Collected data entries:
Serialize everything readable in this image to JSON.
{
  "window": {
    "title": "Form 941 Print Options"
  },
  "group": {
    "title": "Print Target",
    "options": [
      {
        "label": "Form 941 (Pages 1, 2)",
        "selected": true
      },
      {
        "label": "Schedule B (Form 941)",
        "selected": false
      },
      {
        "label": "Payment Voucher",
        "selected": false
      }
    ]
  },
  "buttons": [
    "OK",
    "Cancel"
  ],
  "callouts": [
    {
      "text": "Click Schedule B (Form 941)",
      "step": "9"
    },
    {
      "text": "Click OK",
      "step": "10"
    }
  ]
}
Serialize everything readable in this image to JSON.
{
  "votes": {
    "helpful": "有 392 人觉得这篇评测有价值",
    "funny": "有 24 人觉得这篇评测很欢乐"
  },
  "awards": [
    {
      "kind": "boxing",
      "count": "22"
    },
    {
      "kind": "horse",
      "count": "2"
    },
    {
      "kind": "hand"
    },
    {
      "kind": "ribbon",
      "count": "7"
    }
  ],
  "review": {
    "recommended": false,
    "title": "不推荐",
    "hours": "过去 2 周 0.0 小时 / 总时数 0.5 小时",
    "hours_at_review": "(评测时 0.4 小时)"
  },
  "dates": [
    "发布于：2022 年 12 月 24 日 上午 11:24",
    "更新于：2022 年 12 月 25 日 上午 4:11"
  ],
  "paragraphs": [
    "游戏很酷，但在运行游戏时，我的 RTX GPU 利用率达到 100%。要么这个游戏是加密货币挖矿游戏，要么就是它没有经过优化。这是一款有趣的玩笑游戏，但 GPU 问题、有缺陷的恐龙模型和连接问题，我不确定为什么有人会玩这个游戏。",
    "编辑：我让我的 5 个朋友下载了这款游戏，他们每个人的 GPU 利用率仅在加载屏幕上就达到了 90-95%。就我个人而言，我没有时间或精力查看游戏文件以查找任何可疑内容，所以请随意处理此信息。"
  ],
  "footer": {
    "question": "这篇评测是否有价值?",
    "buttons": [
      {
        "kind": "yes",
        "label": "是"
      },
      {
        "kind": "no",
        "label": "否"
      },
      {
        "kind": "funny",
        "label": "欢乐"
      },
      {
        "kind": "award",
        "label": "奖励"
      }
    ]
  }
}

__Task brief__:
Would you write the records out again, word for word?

__Solution to the problem__:
Serialize everything readable in this image to JSON.
{
  "window": {
    "title": "Form 941 Print Options"
  },
  "group": {
    "title": "Print Target",
    "options": [
      {
        "label": "Form 941 (Pages 1, 2)",
        "selected": true
      },
      {
        "label": "Schedule B (Form 941)",
        "selected": false
      },
      {
        "label": "Payment Voucher",
        "selected": false
      }
    ]
  },
  "buttons": [
    "OK",
    "Cancel"
  ],
  "callouts": [
    {
      "text": "Click Schedule B (Form 941)",
      "step": "9"
    },
    {
      "text": "Click OK",
      "step": "10"
    }
  ]
}
Serialize everything readable in this image to JSON.
{
  "votes": {
    "helpful": "有 392 人觉得这篇评测有价值",
    "funny": "有 24 人觉得这篇评测很欢乐"
  },
  "awards": [
    {
      "kind": "boxing",
      "count": "22"
    },
    {
      "kind": "horse",
      "count": "2"
    },
    {
      "kind": "hand"
    },
    {
      "kind": "ribbon",
      "count": "7"
    }
  ],
  "review": {
    "recommended": false,
    "title": "不推荐",
    "hours": "过去 2 周 0.0 小时 / 总时数 0.5 小时",
    "hours_at_review": "(评测时 0.4 小时)"
  },
  "dates": [
    "发布于：2022 年 12 月 24 日 上午 11:24",
    "更新于：2022 年 12 月 25 日 上午 4:11"
  ],
  "paragraphs": [
    "游戏很酷，但在运行游戏时，我的 RTX GPU 利用率达到 100%。要么这个游戏是加密货币挖矿游戏，要么就是它没有经过优化。这是一款有趣的玩笑游戏，但 GPU 问题、有缺陷的恐龙模型和连接问题，我不确定为什么有人会玩这个游戏。",
    "编辑：我让我的 5 个朋友下载了这款游戏，他们每个人的 GPU 利用率仅在加载屏幕上就达到了 90-95%。就我个人而言，我没有时间或精力查看游戏文件以查找任何可疑内容，所以请随意处理此信息。"
  ],
  "footer": {
    "question": "这篇评测是否有价值?",
    "buttons": [
      {
        "kind": "yes",
        "label": "是"
      },
      {
        "kind": "no",
        "label": "否"
      },
      {
        "kind": "funny",
        "label": "欢乐"
      },
      {
        "kind": "award",
        "label": "奖励"
      }
    ]
  }
}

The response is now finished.